→ **Work task**
The answer must be every entry, given again word for word.

*** Opening Data to examine ***

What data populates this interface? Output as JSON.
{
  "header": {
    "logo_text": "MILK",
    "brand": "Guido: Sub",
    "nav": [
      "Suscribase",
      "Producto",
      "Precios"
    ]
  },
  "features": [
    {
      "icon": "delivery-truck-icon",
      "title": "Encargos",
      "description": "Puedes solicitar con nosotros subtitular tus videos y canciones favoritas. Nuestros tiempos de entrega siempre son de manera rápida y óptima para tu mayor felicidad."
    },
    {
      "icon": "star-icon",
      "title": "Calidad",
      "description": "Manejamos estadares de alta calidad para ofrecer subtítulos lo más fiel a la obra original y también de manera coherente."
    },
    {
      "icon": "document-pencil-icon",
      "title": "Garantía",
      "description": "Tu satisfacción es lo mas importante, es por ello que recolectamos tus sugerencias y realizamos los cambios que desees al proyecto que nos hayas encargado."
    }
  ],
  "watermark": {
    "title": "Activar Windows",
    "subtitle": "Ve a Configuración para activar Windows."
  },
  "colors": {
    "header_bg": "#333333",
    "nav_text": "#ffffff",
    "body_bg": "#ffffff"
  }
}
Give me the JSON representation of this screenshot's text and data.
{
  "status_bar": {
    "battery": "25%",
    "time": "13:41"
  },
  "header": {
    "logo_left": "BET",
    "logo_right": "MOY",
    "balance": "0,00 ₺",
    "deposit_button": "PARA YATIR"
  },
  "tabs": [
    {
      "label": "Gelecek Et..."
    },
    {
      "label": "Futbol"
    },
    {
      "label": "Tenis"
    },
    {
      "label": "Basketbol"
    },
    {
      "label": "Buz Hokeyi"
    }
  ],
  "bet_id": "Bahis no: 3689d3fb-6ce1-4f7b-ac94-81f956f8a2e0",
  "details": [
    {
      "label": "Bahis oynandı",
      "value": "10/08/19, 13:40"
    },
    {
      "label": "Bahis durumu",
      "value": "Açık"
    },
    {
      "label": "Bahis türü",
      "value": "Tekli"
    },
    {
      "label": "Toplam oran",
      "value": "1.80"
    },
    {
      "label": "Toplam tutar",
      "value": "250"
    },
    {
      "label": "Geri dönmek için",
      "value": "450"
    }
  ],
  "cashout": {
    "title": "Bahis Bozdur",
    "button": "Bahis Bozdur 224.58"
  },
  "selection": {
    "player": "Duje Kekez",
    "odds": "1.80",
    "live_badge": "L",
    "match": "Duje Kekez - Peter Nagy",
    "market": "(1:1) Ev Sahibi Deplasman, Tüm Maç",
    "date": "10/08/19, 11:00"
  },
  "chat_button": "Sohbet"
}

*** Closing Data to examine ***

→ **Solution to this task**
What data populates this interface? Output as JSON.
{
  "header": {
    "logo_text": "MILK",
    "brand": "Guido: Sub",
    "nav": [
      "Suscribase",
      "Producto",
      "Precios"
    ]
  },
  "features": [
    {
      "icon": "delivery-truck-icon",
      "title": "Encargos",
      "description": "Puedes solicitar con nosotros subtitular tus videos y canciones favoritas. Nuestros tiempos de entrega siempre son de manera rápida y óptima para tu mayor felicidad."
    },
    {
      "icon": "star-icon",
      "title": "Calidad",
      "description": "Manejamos estadares de alta calidad para ofrecer subtítulos lo más fiel a la obra original y también de manera coherente."
    },
    {
      "icon": "document-pencil-icon",
      "title": "Garantía",
      "description": "Tu satisfacción es lo mas importante, es por ello que recolectamos tus sugerencias y realizamos los cambios que desees al proyecto que nos hayas encargado."
    }
  ],
  "watermark": {
    "title": "Activar Windows",
    "subtitle": "Ve a Configuración para activar Windows."
  },
  "colors": {
    "header_bg": "#333333",
    "nav_text": "#ffffff",
    "body_bg": "#ffffff"
  }
}
Give me the JSON representation of this screenshot's text and data.
{
  "status_bar": {
    "battery": "25%",
    "time": "13:41"
  },
  "header": {
    "logo_left": "BET",
    "logo_right": "MOY",
    "balance": "0,00 ₺",
    "deposit_button": "PARA YATIR"
  },
  "tabs": [
    {
      "label": "Gelecek Et..."
    },
    {
      "label": "Futbol"
    },
    {
      "label": "Tenis"
    },
    {
      "label": "Basketbol"
    },
    {
      "label": "Buz Hokeyi"
    }
  ],
  "bet_id": "Bahis no: 3689d3fb-6ce1-4f7b-ac94-81f956f8a2e0",
  "details": [
    {
      "label": "Bahis oynandı",
      "value": "10/08/19, 13:40"
    },
    {
      "label": "Bahis durumu",
      "value": "Açık"
    },
    {
      "label": "Bahis türü",
      "value": "Tekli"
    },
    {
      "label": "Toplam oran",
      "value": "1.80"
    },
    {
      "label": "Toplam tutar",
      "value": "250"
    },
    {
      "label": "Geri dönmek için",
      "value": "450"
    }
  ],
  "cashout": {
    "title": "Bahis Bozdur",
    "button": "Bahis Bozdur 224.58"
  },
  "selection": {
    "player": "Duje Kekez",
    "odds": "1.80",
    "live_badge": "L",
    "match": "Duje Kekez - Peter Nagy",
    "market": "(1:1) Ev Sahibi Deplasman, Tüm Maç",
    "date": "10/08/19, 11:00"
  },
  "chat_button": "Sohbet"
}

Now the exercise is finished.